Copy out all lines in the data below containing the string "Courses".

■ ■ ■ ■

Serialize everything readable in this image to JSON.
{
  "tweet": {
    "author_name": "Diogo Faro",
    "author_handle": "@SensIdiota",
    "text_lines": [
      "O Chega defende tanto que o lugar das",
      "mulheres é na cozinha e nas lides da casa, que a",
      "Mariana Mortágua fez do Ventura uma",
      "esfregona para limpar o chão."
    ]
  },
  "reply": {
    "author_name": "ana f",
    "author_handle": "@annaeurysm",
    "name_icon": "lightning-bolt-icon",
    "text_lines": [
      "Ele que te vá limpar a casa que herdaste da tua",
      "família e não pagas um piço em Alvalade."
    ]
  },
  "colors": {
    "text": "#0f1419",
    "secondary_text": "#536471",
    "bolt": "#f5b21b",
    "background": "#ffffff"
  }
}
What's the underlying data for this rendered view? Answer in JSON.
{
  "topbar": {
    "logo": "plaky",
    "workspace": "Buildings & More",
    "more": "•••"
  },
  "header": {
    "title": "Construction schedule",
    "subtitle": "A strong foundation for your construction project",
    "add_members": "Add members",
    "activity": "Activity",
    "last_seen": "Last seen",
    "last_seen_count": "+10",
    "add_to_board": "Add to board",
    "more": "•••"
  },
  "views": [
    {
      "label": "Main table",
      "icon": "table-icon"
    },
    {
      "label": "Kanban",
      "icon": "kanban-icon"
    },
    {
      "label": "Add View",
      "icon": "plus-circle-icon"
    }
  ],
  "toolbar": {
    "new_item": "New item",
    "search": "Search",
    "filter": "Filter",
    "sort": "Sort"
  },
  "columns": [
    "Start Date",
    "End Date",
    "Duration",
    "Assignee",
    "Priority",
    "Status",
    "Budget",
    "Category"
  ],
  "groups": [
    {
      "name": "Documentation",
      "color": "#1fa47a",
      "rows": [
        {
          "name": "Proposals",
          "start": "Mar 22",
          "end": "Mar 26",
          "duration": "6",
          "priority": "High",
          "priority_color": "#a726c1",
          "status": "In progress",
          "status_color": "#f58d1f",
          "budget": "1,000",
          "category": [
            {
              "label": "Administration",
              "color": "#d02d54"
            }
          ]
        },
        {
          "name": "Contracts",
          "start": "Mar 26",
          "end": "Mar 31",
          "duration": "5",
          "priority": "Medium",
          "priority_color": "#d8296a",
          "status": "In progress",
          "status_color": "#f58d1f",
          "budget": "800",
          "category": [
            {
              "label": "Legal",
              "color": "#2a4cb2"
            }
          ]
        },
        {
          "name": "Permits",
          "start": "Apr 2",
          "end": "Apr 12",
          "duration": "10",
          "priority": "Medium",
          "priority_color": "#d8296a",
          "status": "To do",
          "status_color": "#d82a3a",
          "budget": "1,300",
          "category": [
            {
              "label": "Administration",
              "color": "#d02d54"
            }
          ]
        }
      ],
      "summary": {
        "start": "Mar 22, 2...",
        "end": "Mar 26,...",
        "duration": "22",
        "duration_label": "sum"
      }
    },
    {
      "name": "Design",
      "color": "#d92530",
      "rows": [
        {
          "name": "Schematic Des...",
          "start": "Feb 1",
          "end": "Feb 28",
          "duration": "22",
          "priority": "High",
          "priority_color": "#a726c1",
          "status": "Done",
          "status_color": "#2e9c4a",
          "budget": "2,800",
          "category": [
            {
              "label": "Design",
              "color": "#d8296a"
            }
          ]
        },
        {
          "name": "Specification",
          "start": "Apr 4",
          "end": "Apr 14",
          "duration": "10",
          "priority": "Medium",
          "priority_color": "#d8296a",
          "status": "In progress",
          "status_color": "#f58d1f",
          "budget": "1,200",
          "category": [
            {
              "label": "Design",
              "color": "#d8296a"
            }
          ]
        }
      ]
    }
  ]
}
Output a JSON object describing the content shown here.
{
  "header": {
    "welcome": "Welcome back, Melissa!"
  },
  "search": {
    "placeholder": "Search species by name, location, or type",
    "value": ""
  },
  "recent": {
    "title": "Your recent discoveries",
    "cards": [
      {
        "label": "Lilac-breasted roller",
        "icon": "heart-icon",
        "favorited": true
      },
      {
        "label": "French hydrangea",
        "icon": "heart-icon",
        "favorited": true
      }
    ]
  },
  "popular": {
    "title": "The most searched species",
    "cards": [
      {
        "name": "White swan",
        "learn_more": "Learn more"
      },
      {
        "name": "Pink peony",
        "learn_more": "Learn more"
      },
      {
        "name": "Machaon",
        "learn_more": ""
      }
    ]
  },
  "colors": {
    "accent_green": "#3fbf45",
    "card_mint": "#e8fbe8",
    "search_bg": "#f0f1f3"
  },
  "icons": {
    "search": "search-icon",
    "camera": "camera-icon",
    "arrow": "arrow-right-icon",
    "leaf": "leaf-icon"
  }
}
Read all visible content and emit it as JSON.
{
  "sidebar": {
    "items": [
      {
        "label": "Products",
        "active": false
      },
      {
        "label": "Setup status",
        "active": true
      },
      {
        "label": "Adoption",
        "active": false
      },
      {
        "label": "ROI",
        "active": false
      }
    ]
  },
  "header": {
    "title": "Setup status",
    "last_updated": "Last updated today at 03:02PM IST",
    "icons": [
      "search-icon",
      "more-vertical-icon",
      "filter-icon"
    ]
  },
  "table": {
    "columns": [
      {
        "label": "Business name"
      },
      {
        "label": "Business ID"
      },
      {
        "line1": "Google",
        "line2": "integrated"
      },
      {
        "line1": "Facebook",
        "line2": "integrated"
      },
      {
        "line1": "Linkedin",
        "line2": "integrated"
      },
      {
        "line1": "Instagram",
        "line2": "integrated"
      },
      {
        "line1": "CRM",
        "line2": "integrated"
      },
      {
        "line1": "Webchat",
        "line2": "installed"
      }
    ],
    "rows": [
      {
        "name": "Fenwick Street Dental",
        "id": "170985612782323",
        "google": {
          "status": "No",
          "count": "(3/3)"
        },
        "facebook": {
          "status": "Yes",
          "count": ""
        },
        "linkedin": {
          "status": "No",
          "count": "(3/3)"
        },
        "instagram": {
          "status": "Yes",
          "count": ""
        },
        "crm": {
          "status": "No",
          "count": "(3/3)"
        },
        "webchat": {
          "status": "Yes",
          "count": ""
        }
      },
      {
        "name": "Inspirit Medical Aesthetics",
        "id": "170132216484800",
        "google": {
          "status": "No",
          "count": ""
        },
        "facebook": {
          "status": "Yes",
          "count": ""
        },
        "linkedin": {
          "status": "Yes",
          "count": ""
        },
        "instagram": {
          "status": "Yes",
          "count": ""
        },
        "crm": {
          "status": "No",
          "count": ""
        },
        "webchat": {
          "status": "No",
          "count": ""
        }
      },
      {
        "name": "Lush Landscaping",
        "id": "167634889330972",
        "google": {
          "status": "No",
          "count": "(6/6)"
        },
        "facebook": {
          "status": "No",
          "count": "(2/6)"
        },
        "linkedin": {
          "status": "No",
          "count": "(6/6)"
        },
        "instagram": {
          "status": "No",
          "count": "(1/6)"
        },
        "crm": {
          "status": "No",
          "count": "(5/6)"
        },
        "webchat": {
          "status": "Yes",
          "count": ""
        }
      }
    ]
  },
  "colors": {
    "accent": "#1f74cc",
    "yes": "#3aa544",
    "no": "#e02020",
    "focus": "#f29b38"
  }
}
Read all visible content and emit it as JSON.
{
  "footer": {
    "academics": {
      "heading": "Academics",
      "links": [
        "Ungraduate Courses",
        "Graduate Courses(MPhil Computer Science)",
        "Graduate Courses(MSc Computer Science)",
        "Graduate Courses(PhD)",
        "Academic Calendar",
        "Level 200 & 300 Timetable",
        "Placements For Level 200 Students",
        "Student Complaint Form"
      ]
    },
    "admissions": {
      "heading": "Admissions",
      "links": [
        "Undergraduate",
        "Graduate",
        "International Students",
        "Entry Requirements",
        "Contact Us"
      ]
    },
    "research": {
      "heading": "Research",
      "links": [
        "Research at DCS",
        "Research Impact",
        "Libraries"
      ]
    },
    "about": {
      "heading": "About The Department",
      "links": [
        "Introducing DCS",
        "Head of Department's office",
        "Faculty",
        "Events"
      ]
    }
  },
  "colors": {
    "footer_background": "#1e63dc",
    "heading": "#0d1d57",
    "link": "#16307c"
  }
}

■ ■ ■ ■

- [Response box]:
        "Ungraduate Courses",
        "Graduate Courses(MPhil Computer Science)",
        "Graduate Courses(MSc Computer Science)",
        "Graduate Courses(PhD)",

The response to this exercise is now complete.